Once upon a time, I played full-time poker for a living. One day I wrote a letter to Pima Community College in Tucson, Ariz., and suggested a poker course. At the interview, I was shocked to learn the college intended to pay me. I thought I was volunteering. (We call that a labor of love.) After more than five years of teaching poker in a classroom, and having a poker school; I can confidently say I know how to coach this game. And without a doubt, the adage minute to learn, lifetime to master holds true.
A couple of years into teaching, about eight of us started a Wednesday afternoon poker group. What sticks out in my mind is how much information I took from this endeavor. I learned from this gang of teachers, engineers, grandmothers, retirees and misfits. Essentially, this group started off as non-players. Now, to a man, they all play very well, including some who have cashed in World Series events and more.

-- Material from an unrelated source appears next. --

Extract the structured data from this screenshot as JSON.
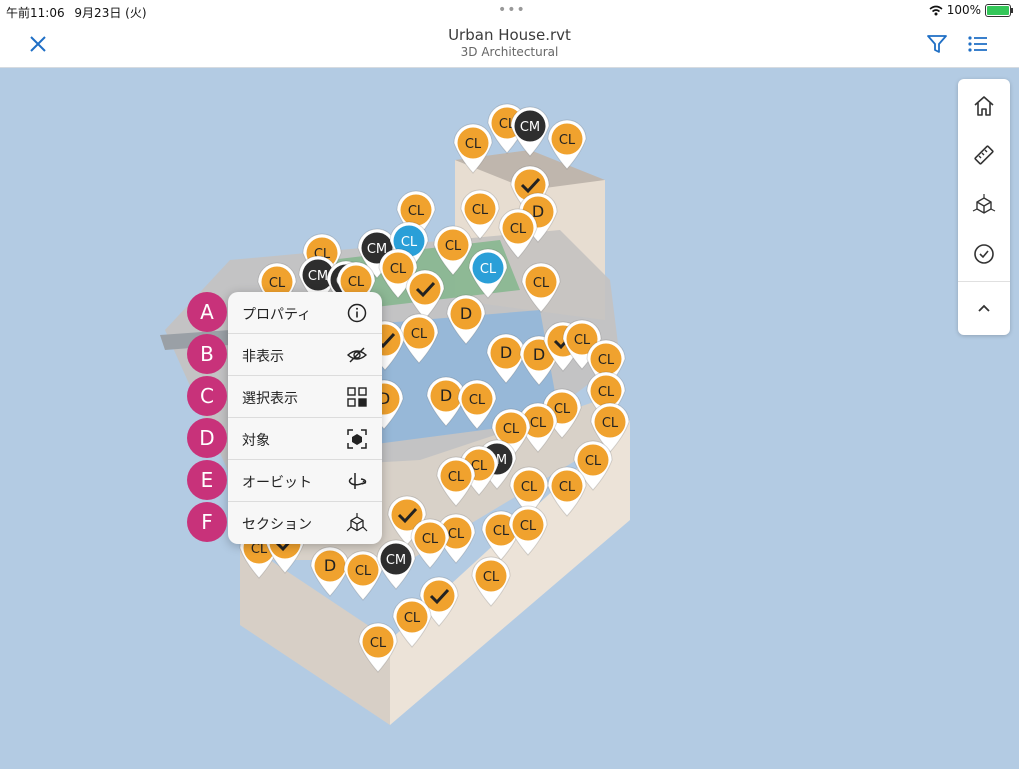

Poker offers a unique opportunity for anyone who dares to play the game at an expert level. There simply is no other game of skill where a “non-player” can take a class, develop an interest and cash in a major event with a shot at a title within a couple of years.
Indeed it puzzles me that more “poka-playas” (you know who I mean) lack the desire to hire a coach. It should be simple: Player A, who hires a coach, makes 20 percent more per hour than Player B. Yes, I get it, shut up and deal. Players wanna play. We love the game. Many of us simply are unaware as to how much rake we pay. Imagine if you walked into the cardroom and the manager offered you a special: “Pay me $50 now and you play free for the next eight hours.” The typical player would pass.
I coach this game from the standpoint that we are all prone to err. Blunders are a form of tilt. Mistakes at the table are a result of poor decisions. Often players who bemoaning their bad fortune forget they shouldn’t have been in the hand in the first place. There are 50 good reasons to hire a coach. Just make sure you get a good one.
Now let’s get back to fundamentals. I wrote a “10 Commandments of Poker” paper for my class. One of my star students helped me edit it; thank you, Mark Warner.
Commandment 1: Thou Shalt be Prepared
• Have a game plan; you don’t go to war without a strategy.
• No-limit vs. limit and cash vs. tourney vs. SNG strategies are different animals.
• Short-term and long-term preparation are essential; don’t play unless you’re ready to play; be in correct shape (mentally and physically) before playing.
Now go get ’em!
— Email Mark Brement at email@example.com.